Watching weather predictions, one often sees typhoon, tornadoes, rain and cold waves simulations. In addition to advances in gaming, animation and social media technologies, neuroscience has benefitted from progress in brain simulation. Computational neuroscience and quantitative psychology have long relied on computer modeling to simulate neural activity and networks.
The Blue Brain (hardware: Blue Gene supercomputer, software: NEURON) is a project that aims at modeling the mammalian brain down to molecular detail. Scientists at the EPFL (Ecole Polytechnique Federale de Lauzanne, Switzerland) continue working on the undertaking, and attempt to uncover what lies underneath it all.

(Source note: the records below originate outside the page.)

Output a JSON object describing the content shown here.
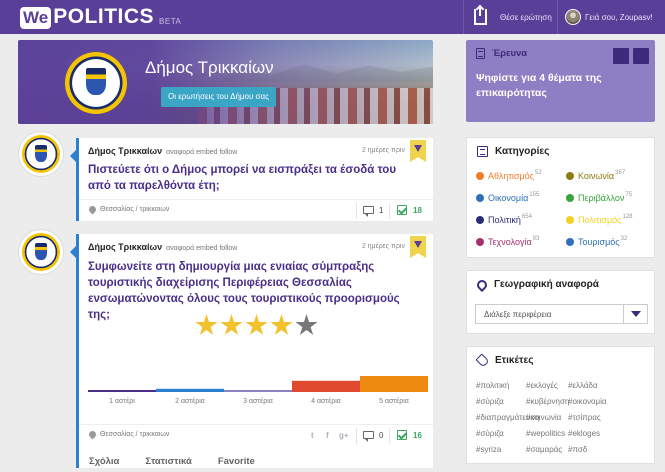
{
  "header": {
    "logo_we": "We",
    "logo_politics": "POLITICS",
    "logo_beta": "BETA",
    "ask_label": "Θέσε ερώτηση",
    "user_greeting": "Γειά σου, Zoupasv!"
  },
  "banner": {
    "title": "Δήμος Τρικκαίων",
    "button": "Οι ερωτήσεις του Δήμου σας"
  },
  "posts": [
    {
      "author": "Δήμος Τρικκαίων",
      "meta": "αναφορά embed follow",
      "time": "2 ημέρες πριν",
      "question": "Πιστεύετε ότι ο Δήμος μπορεί να εισπράξει τα έσοδά του από τα παρελθόντα έτη;",
      "location": "Θεσσαλίας / τρικκαιων",
      "comments": "1",
      "answers": "18"
    },
    {
      "author": "Δήμος Τρικκαίων",
      "meta": "αναφορά embed follow",
      "time": "2 ημέρες πριν",
      "question": "Συμφωνείτε στη δημιουργία μιας ενιαίας σύμπραξης τουριστικής διαχείρισης Περιφέρειας Θεσσαλίας ενσωματώνοντας όλους τους τουριστικούς προορισμούς της;",
      "location": "Θεσσαλίας / τρικκαιων",
      "social": [
        "t",
        "f",
        "g+"
      ],
      "comments": "0",
      "answers": "16",
      "rating": {
        "value": 4,
        "max": 5,
        "filled_color": "#f2c12e",
        "empty_color": "#777777"
      },
      "tabs": [
        "Σχόλια",
        "Στατιστικά",
        "Favorite"
      ]
    }
  ],
  "chart_data": {
    "type": "bar",
    "categories": [
      "1 αστέρι",
      "2 αστέρια",
      "3 αστέρια",
      "4 αστέρια",
      "5 αστέρια"
    ],
    "values": [
      1,
      2,
      1,
      7,
      10
    ],
    "colors": [
      "#4a2f8a",
      "#2d7fd2",
      "#8e7fc4",
      "#e04a2f",
      "#ee8a10"
    ],
    "ylim": [
      0,
      10
    ]
  },
  "survey": {
    "title": "Έρευνα",
    "text": "Ψηφίστε για 4 θέματα της επικαιρότητας"
  },
  "categories": {
    "title": "Κατηγορίες",
    "items": [
      {
        "label": "Αθλητισμός",
        "count": "52",
        "color": "#f07c2c"
      },
      {
        "label": "Κοινωνία",
        "count": "387",
        "color": "#8f7a12"
      },
      {
        "label": "Οικονομία",
        "count": "155",
        "color": "#2d6fb8"
      },
      {
        "label": "Περιβάλλον",
        "count": "75",
        "color": "#3aa43a"
      },
      {
        "label": "Πολιτική",
        "count": "654",
        "color": "#2b2f7a"
      },
      {
        "label": "Πολιτισμός",
        "count": "128",
        "color": "#f2d125"
      },
      {
        "label": "Τεχνολογία",
        "count": "93",
        "color": "#a8306b"
      },
      {
        "label": "Τουρισμός",
        "count": "32",
        "color": "#2d6fb8"
      }
    ]
  },
  "geo": {
    "title": "Γεωγραφική αναφορά",
    "select_value": "Διάλεξε περιφέρεια"
  },
  "tags": {
    "title": "Ετικέτες",
    "items": [
      "#πολιτική",
      "#εκλογές",
      "#ελλάδα",
      "#σύριζα",
      "#κυβέρνηση",
      "#οικονομία",
      "#διαπραγμάτευση",
      "#κοινωνία",
      "#τσίπρας",
      "#σύριζα",
      "#wepolitics",
      "#ekloges",
      "#syriza",
      "#σαμαράς",
      "#πσδ"
    ]
  }
}
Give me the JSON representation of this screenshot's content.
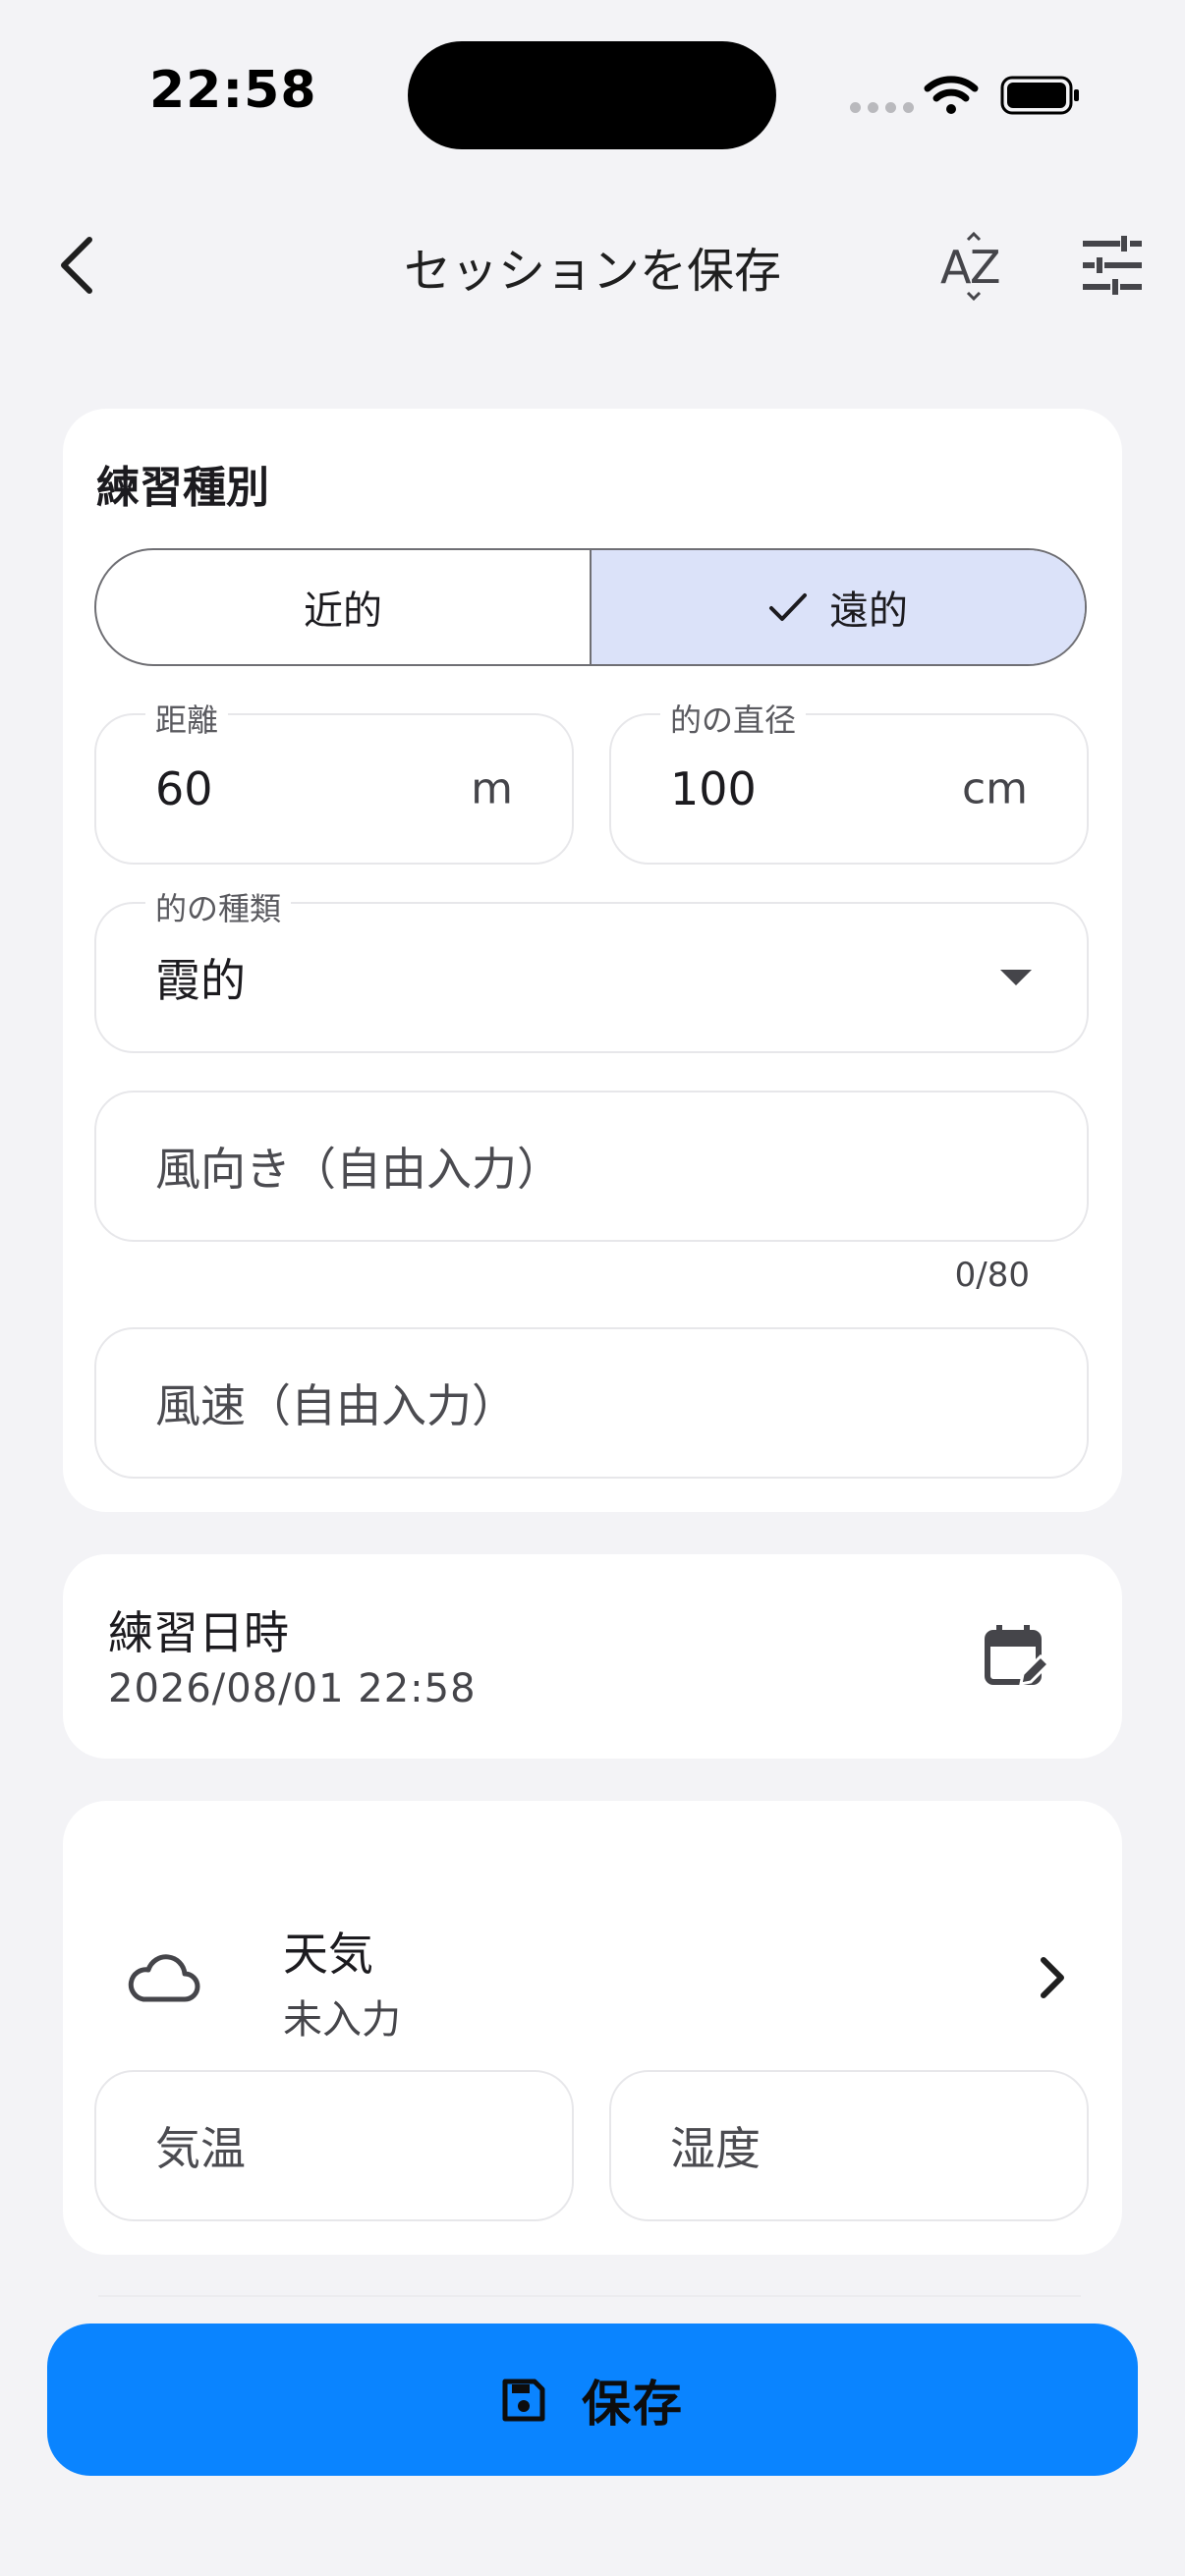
{
  "status_bar": {
    "time": "22:58"
  },
  "app_bar": {
    "title": "セッションを保存"
  },
  "practice_type": {
    "section_title": "練習種別",
    "options": [
      {
        "label": "近的",
        "selected": false
      },
      {
        "label": "遠的",
        "selected": true
      }
    ]
  },
  "distance": {
    "label": "距離",
    "value": "60",
    "unit": "m"
  },
  "target_diameter": {
    "label": "的の直径",
    "value": "100",
    "unit": "cm"
  },
  "target_type": {
    "label": "的の種類",
    "value": "霞的"
  },
  "wind_direction": {
    "placeholder": "風向き（自由入力）",
    "counter": "0/80"
  },
  "wind_speed": {
    "placeholder": "風速（自由入力）"
  },
  "practice_datetime": {
    "title": "練習日時",
    "value": "2026/08/01 22:58"
  },
  "weather": {
    "title": "天気",
    "status": "未入力"
  },
  "temperature": {
    "placeholder": "気温"
  },
  "humidity": {
    "placeholder": "湿度"
  },
  "save_button": {
    "label": "保存"
  },
  "colors": {
    "primary": "#0a84ff",
    "selected_segment": "#dbe2f9",
    "background": "#f3f3f6"
  }
}
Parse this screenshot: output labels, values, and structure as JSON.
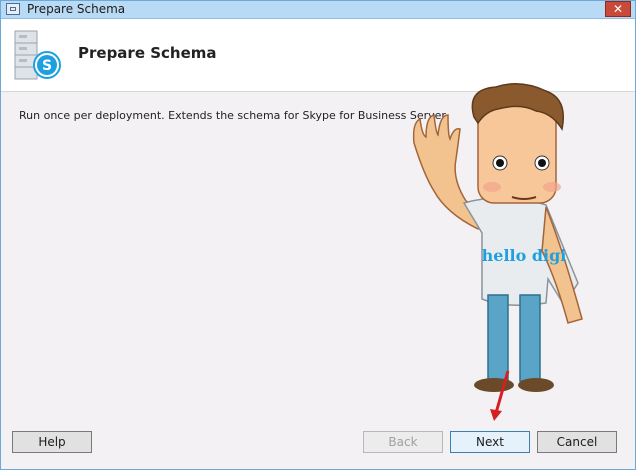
{
  "window": {
    "title": "Prepare Schema",
    "close_glyph": "✕"
  },
  "header": {
    "title": "Prepare Schema",
    "icon": "skype-server-icon"
  },
  "content": {
    "description": "Run once per deployment.  Extends the schema for Skype for Business Server.",
    "mascot_shirt_text": "hello digi"
  },
  "buttons": {
    "help": "Help",
    "back": "Back",
    "next": "Next",
    "cancel": "Cancel"
  },
  "colors": {
    "skype_blue": "#1ea0e0",
    "annotation_arrow": "#d42020",
    "primary_button_border": "#3c7fb1"
  }
}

Brain-computer interface (BCI) consist of transmitting commands to the machine mentally (Brunner et al., 2010). Although development is underway, such systems continue to be clouded by noise to the point of message integrity loss. The two types of signals used are the event-related desynchronization (ERD) and steady-state evoked potentials (SSEPs). Through their work, the scientists show that a hybrid is possible, and conducive to improved communication.
Neurons, or brain cells, are surrounded by extracellular space. Xiao & Hrabetova (2011) report previous findings pointing to anomalous diffusion, and hypothesized that glomeruli are behind the process in the granular layer. Perhaps to non-neuroscientists, the most interesting part of their study is the use of geometrical models. The numerical Monte Carlo simulation was used, using in-house and external programs. The authors’ hypothesis proved correct - a crucial factor for neurotransmitter and neuromodulator research and application.
Clearly, computer simulation significantly impacts science: biology, physics, mathematics and astronomy. Amazingly enough, there are even theories that currently, humankind is living in a computer simulation organized by an Ancient civilization, or a future society.
Neuron, photo: Public domain
Public domain: Neuron architecture
- Brunner, C., Allison, B. Z., Krusienski, D. J., Kaiser, V., Muller-Putz, G. R., Pfurtscheller, G. & Neuper, C. (2010). Improved signal processing approaches in an offline simulation of a hybrid brain-computer interface. Journal of Neuroscience Methods, 188: 165-73.
- Xiao, F. & Hrabetova, S. (2011). Monte Carlo simulation study of geometrical factors causing anomalous diffusion in brain extracellular space. The Open-Access Journal for the Basic Principles of Diffusion Theory, Experiment and Application, 1-2.